Steve was at sea in his kayak when he saw something small and green in the distance. At first he took it for plant life and didn’t give it a thought. But as he got closer, the shape began moving towards him, so he stopped and observed its approach.
Steve lives in the Florida Keys, and he’s a man who knows a thing or two about fishing. In fact, he has his own YouTube channel called Key West Kayak Fishing where he shows off his talents. He also provides some great tips for surviving on the water.
Steve uses his platform to teach people a little more about sailing. But among his videos you can also find methods for catching and cooking sea life. That includes some creatures you wouldn’t usually associate with a hearty meal, such as the horseshoe crab.
And there are plenty of things on the menu in the Florida Keys. Its climate is technically classed as a tropical savanna, which means it’s home to some exotic flora and fauna. Some of them can’t be found anywhere else in the world.
Among the Florida Keys’ unique inhabitants are the Key deer, Key largo woodrat and the American crocodile. Since the Keys are an archipelago (a group of islands), the surrounding seas contain a lot of life, too. The previously mentioned horseshoe crabs, turtles and sharks are prime examples.
But none of those things fit the description for what Steve spotted out at sea on October 18, 2017. He wrote, “I was coming in from an offshore trip, and I noticed a weird shaped object floating in the distance.” Initially, he thought it was inanimate.
“All I could see were the multiple fins running down its back,” he described. “So I thought it was some sort of palm frond, but it just didn’t look right.” Steve’s doubts got the better of him, and he decided to investigate the shape further.
Steve wrote, “I ended up stopping and noticed that it started swimming.” Then he realized the shape was actually a green iguana, miles out at sea. “It was pretty crazy seeing this guy so far out,” he commented in the video’s description.
The footage reveals Steve to be a genial guy, and he offers the iguana a lift back to dry land. He calls to the lizard, “I could give you a ride back if you want.” The iguana subsequently seems to take the fisherman up on his invitation.
It swims its way over to Steve’s kayak, but when it gets there it seems hesitant. Steve notices the lizard’s apprehension too. “You don’t trust me very much, do you?” he asks it, but its sense of self-preservation takes over.
The iguana makes several attempts to climb onto the kayak without success. Despite Steve’s encouraging words, the iguana can’t seem to find its footing; it slips off each time. As a result, the fisherman intercedes to lend his new friend a hand.
Steve reaches over to the kayak oar next to him, then lowers it into the water as a platform. Seeing safety in reach, the iguana immediately clambers onto the paddle. Steve consequently lifts it onto the boat, where it takes a perch on the outrigger piping.
Although Steve tries to convince the iguana to move to the back of the kayak, the lizard seems tired from its swim. “You’re probably going to be more comfortable on the back over here,” Steve points out. “Or do you just want a breather and keep swimming to Cuba?”
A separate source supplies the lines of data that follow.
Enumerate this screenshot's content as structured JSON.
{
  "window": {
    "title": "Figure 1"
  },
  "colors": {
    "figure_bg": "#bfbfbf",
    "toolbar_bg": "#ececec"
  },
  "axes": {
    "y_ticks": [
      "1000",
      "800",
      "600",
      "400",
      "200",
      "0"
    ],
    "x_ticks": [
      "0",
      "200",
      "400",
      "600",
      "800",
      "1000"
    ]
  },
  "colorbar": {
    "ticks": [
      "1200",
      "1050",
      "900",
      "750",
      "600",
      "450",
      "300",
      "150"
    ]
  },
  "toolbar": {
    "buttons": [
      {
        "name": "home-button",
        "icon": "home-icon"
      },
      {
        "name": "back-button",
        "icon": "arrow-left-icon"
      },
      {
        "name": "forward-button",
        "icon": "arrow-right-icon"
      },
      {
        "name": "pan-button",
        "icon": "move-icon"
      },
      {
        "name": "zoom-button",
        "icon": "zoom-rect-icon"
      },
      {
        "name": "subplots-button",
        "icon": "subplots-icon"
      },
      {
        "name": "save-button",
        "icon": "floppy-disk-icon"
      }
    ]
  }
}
Once the iguana has a break, Steve tells it they need to move before darkness descends. With that, he nudges the iguana back onto the paddle so he can transport it to the kayak’s rear. When the lizard is comfortable, it’s time for the return journey.
“Get seatbelted in,” Steve warns, “because we’re going to go flying. Don’t panic and jump off; I’ll leave you.” As the kayak speeds along the water, Steve’s new pal looks quite happy watching the waves go by until it sees some mangroves nearby.
“All right, we’re almost home, any of this look familiar to you?” Steve calls back to the lizard. And, as if in answer, the iguana turns towards to mangroves and leaps off. The fisherman’s delighted when his friend reaches the safety of the trees and stops to say goodbye.
“Alright buddy, nice meeting you,” Steve tells the lizard now clinging to the branches. “Rest up for a while, be safe. Goodbye!” With his good deed for the day done, the fisherman continues on with his journey. But why was the lizard at sea?
“I have seen plenty swimming around the islands, but never one that far out,” Steve said. “Most likely, because of the king tides that are occurring, it got caught in one of the swift outgoing tides and got pushed out to sea.” The iguana was quite far out too.
“I was just inside the reef so it was close to four miles from land,” the fisherman explained. But he believes he saved the iguana’s life. “Most likely, it would have died out there, as the current that far out would most likely push it east with very little chance of coming back inshore.”
“But you never know,” Steve concluded. “It could be its normal daily swim back and forth between Cuba and the U.S. Regardless, it was pretty cool to see it trust me enough (versus dying of course) to swim toward the kayak and hop on.”